However with a politically independent board distributing funding, there is no reason why a few million set aside every year could not finance a much more vibrant news scene. Public service broadcasting is widely held to be a thoroughly good thing so there is no good reason to be squeamish when it comes to publicly funding digital and print journalism as well.
This is already done very successfully in the Welsh language, with several news and current affairs outlets including Golwg360, Bro 360, Golwg, Barn, O’r Pedwar Gwynt and others benefitting from public funding.
In English however there tends to have been far less public funding available, and what there has been has focussed mainly on cultural publications – with the exception of the site you’re reading at the moment!
It now needs to be recognised that English language media in Wales isn’t in much stronger a position than Welsh media and needs a similar or greater level of support to pull through.
It needs to be emphasised that there is nothing nationalist about the goal of wanting a strong Welsh media. Over the 20th century we built up a Welsh polity – a democracy and many national institutions – and now we need a vibrant public sphere so that these institutions can be scrutinised and held to account.
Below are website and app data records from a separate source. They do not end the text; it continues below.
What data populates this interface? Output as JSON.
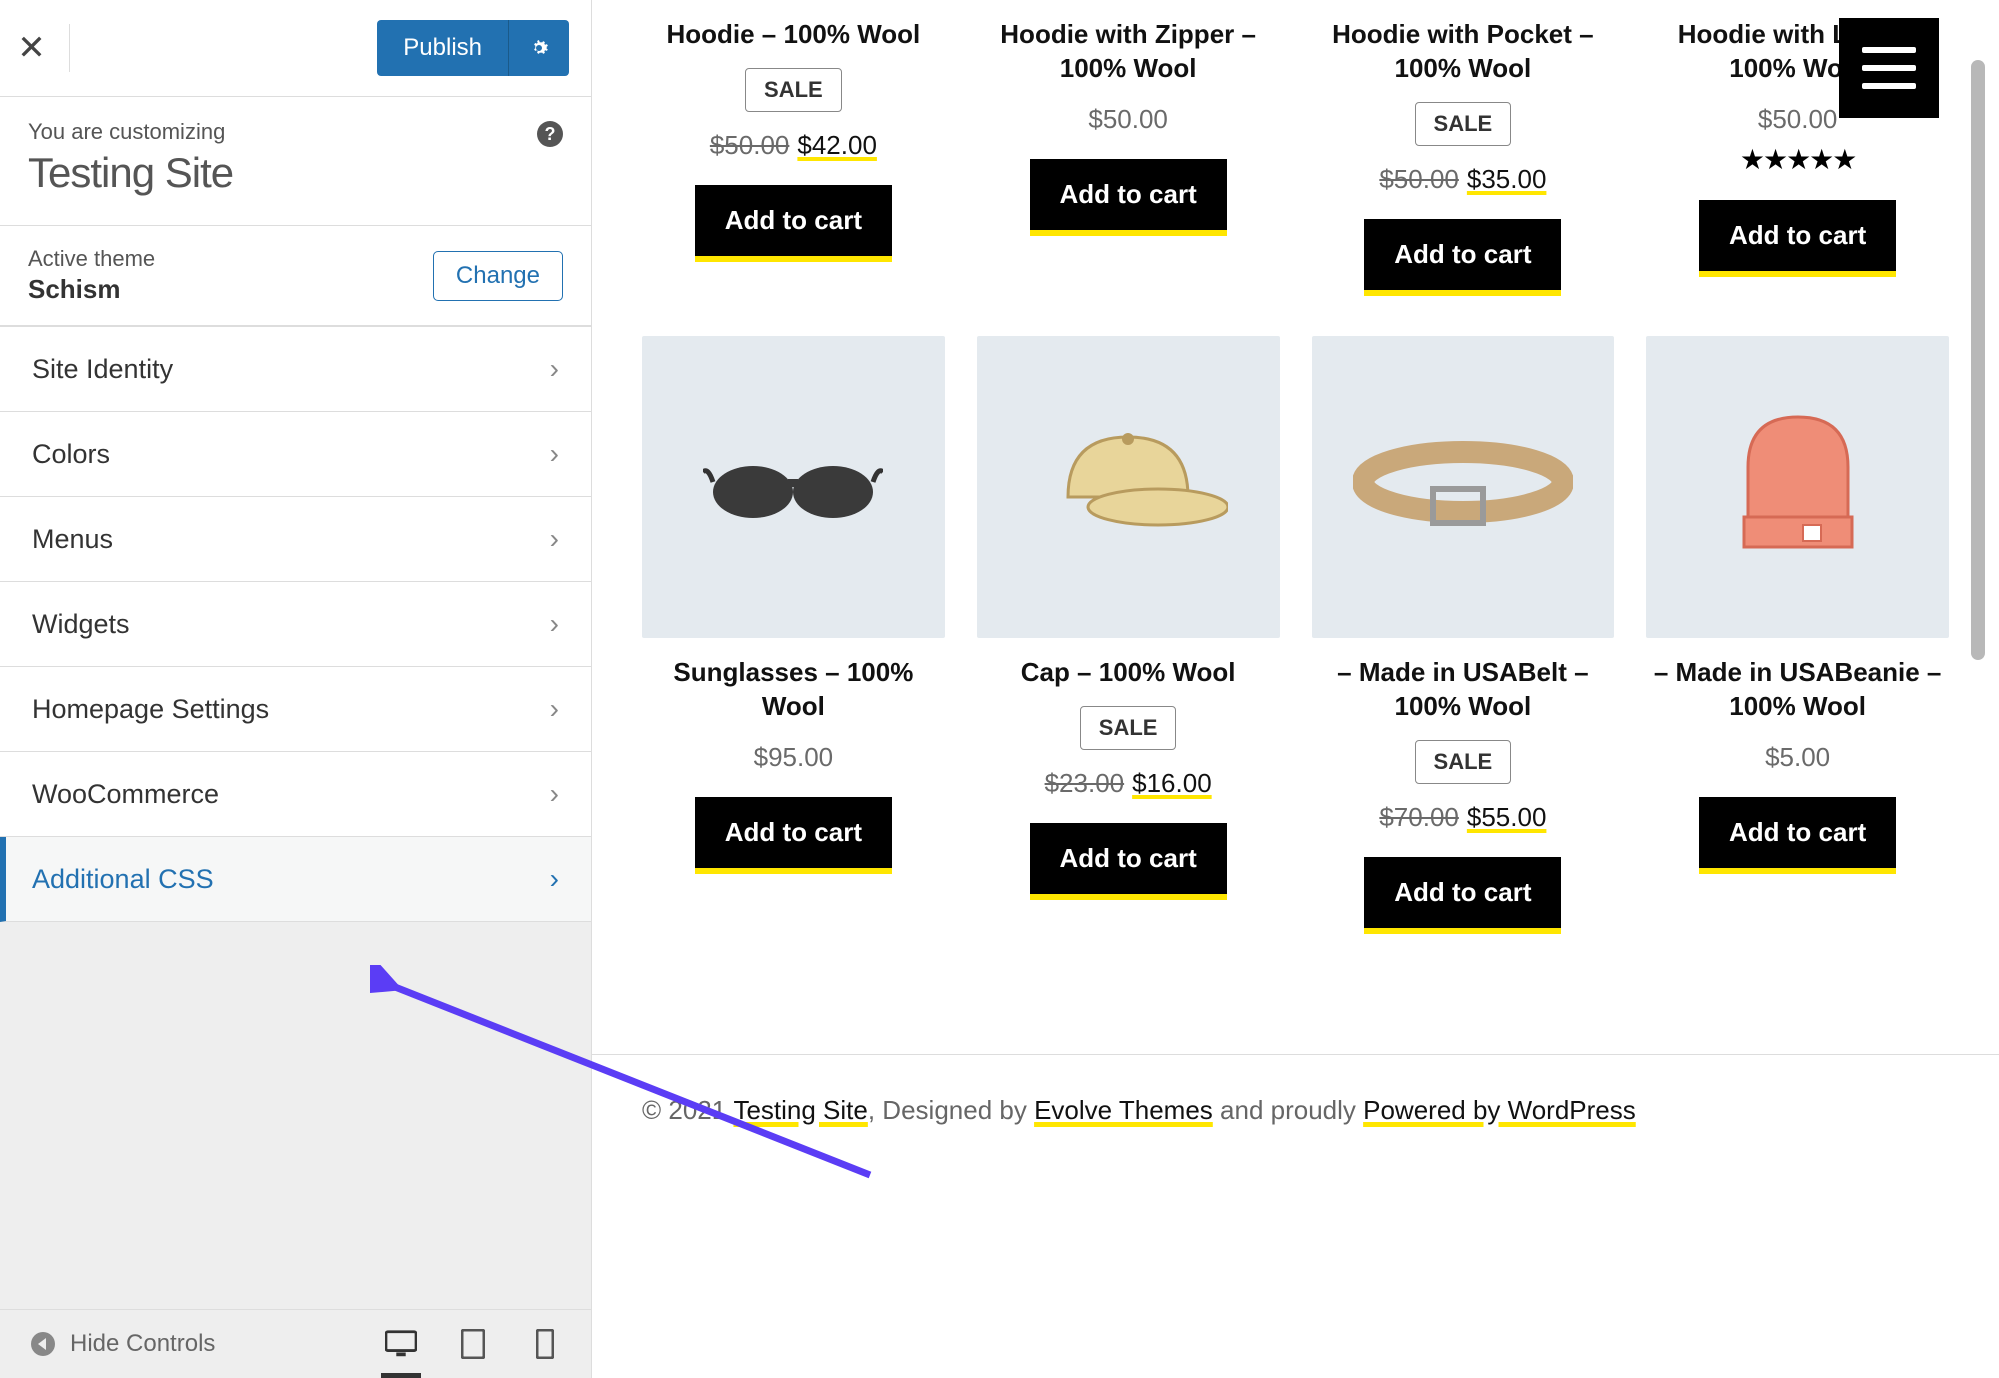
{
  "sidebar": {
    "publish_label": "Publish",
    "customizing_small": "You are customizing",
    "site_title": "Testing Site",
    "active_theme_label": "Active theme",
    "theme_name": "Schism",
    "change_label": "Change",
    "items": [
      {
        "label": "Site Identity"
      },
      {
        "label": "Colors"
      },
      {
        "label": "Menus"
      },
      {
        "label": "Widgets"
      },
      {
        "label": "Homepage Settings"
      },
      {
        "label": "WooCommerce"
      },
      {
        "label": "Additional CSS"
      }
    ],
    "hide_controls": "Hide Controls"
  },
  "products_row1": [
    {
      "title": "Hoodie – 100% Wool",
      "sale": "SALE",
      "old": "$50.00",
      "new": "$42.00",
      "cta": "Add to cart",
      "stars": false
    },
    {
      "title": "Hoodie with Zipper – 100% Wool",
      "sale": null,
      "old": null,
      "new": "$50.00",
      "cta": "Add to cart",
      "stars": false
    },
    {
      "title": "Hoodie with Pocket – 100% Wool",
      "sale": "SALE",
      "old": "$50.00",
      "new": "$35.00",
      "cta": "Add to cart",
      "stars": false
    },
    {
      "title": "Hoodie with Logo – 100% Wool",
      "sale": null,
      "old": null,
      "new": "$50.00",
      "cta": "Add to cart",
      "stars": true
    }
  ],
  "products_row2": [
    {
      "title": "Sunglasses – 100% Wool",
      "sale": null,
      "old": null,
      "new": "$95.00",
      "cta": "Add to cart"
    },
    {
      "title": "Cap – 100% Wool",
      "sale": "SALE",
      "old": "$23.00",
      "new": "$16.00",
      "cta": "Add to cart"
    },
    {
      "title": "– Made in USABelt – 100% Wool",
      "sale": "SALE",
      "old": "$70.00",
      "new": "$55.00",
      "cta": "Add to cart"
    },
    {
      "title": "– Made in USABeanie – 100% Wool",
      "sale": null,
      "old": null,
      "new": "$5.00",
      "cta": "Add to cart"
    }
  ],
  "footer": {
    "copyright": "© 2021 ",
    "site_link": "Testing Site",
    "designed_by": ", Designed by ",
    "themes_link": "Evolve Themes",
    "proudly": " and proudly ",
    "wp_link": "Powered by WordPress"
  }
}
Of course, perhaps there are some within the Welsh Government who are perfectly happy for Wales not to have a national media calling them to account.
But that would be a mistake because ultimately scrutiny strengthens rather than weakens governments and institutions. Without scrutiny, people lose trust in their rulers and are susceptible to fake news about them.
Without a vibrant public sphere governments and institutions become trapped in their own bubble, have no real understanding of what people want, and are prone to being swept away in a populist surge.
Anyone who supports Wales having its own institutions but not a strong national media needs to answer this question: If a campaign to abolish the Assembly did find a foothold in the Daily Mail, Express, Sun and other national British newspapers, how would pro-devolution forces counter that? What would be their platform?
Wales’ commercial media has long been in decline, and the effects of that decline has been almost imperceptible but no less dangerous because of that.
But it may take the short, fatal drop of the coronavirus pandemic to wake us up to the fact that if public support isn’t forthcoming it may well disappear altogether.
“Democracy dies in darkness” is the now-famous slogan of the Washington Post. That’s just as true in Wales as it is across the Atlantic.